👶 Where to start

  • AppBrewery's Flutter bootcamp covers everything you need to write your first few Flutter apps.
  • The Flutter team has provided a number of hands-on guides to get you up and running, called CodeLabs.
  • Earlier this year, Bytesized held Bytesized Flutter 2020, the first free live-streamed Flutter conference.
  • Flutter has a big following on YouTube because it's really visual: like most UI frameworks, you can use it to quickly flesh out full application layouts. Andrea Bizzotto's Code With Andrea channel will teach you everything you need to know about Flutter, like state management, learning Dart, and more.

🤔 Why it matters

  • All cross-platform frameworks (e.g. React Native, Cordova, etc.) allow you to do more with less. Using a single codebase to build multiple applications allows you to ship your product to a larger audience without getting bogged down in specialization.
  • Because of this, you're less constrained by implementation details. You can quickly take projects from idea to app, and with the ubiquity of mobile devices, you can reach unexpected audiences.
  • Flutter compiles to native code. Unlike React Native, there's no intermediary bridge translating your code to the device you're running on. This means that Flutter apps are faster than React Native apps, but not as fast as 100% native apps.
  • Flutter is in an interesting spot because there isn't a definitive set of patterns that have been ordained as the way to build Flutter apps. For instance, state management remains an open question: developers have ported familiar tooling like Redux into Dart.
  • Like with React, composing your Flutter components is also a wheel constantly being reinvented, though seemingly the most popular pattern right now for building them is with the bloc package.

🙅‍♀️ Criticisms

  • Flutter's biggest problem, according to developers, is that development needs to slow down.

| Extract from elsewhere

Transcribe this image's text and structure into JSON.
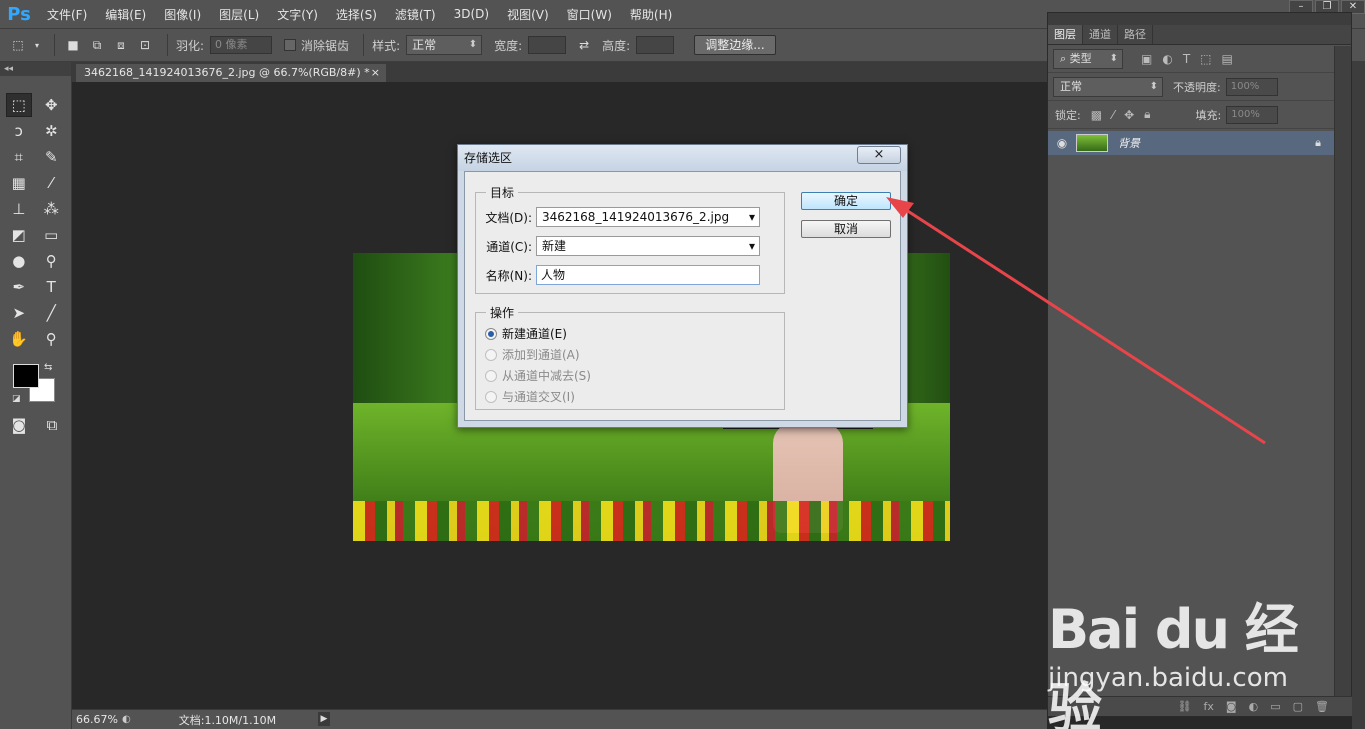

The team has been adding more platforms and deploy targets at the expense of engine performance and the quality of first-party plugins.
  • Flutter doesn't build native components. It replicates them well (by providing Material UI components for Android, and the Cupertino library for iOS), but at the end of the day, it isn't native, and savvy users might notice that your Flutter app feels a bit different than the other apps they use day-to-day.
  • Cross-platform development as a whole remains experimental. As famously covered by Airbnb's "Sunsetting React Native" blog post, working with cross-platform frameworks is great when they work. When they don't, it's extremely painful, and in Airbnb's case, it was enough for them to abandon the approach entirely.
  • When you pick up a cross-platform framework, you're heavily relying on the ecosystem and the maintainers of that framework to stay up-to-date with the underlying operating systems and platforms you're building apps for. This means supporting new iOS and Android versions at least once a year, as well as constantly supporting new hardware and APIs. Andres Avendano cites this as a primary reason not to build hybrid apps.

🙋 Who to know

  • Byteconf Flutter 2020 was a live-streamed Flutter conference organized by us in August     2020.
  • The /r/FlutterDev Discord server is a community of 20k Flutter developers on Discord.
  • Flutter Community is the largest Flutter publication on Medium, with hundreds of articles from developers and community members.
  • Jobs In Flutter is a popular job board for Flutter developers.
  • Flutter Widget of the Week is a long-standing weekly YouTube series from the Flutter team covering the Flutter SDK and introducing various components with high-quality videos. Even if you aren't going to pick up Flutter, it's a fun watch!

What did you think of Bytesized #4? Let us know by clicking a reaction below ⏬

😍 🤯 😴 😡 👍 👎

Enjoying these posts? Subscribe for more

Subscribe to be notified of new content and support Bytesized! You'll be a part of the community helping keep this site independent and ad-free.

You've successfully subscribed to Bytesized
Great! Next, complete checkout for full access to Bytesized
Welcome back! You've successfully signed in
Success! Your account is fully activated, you now have access to all content.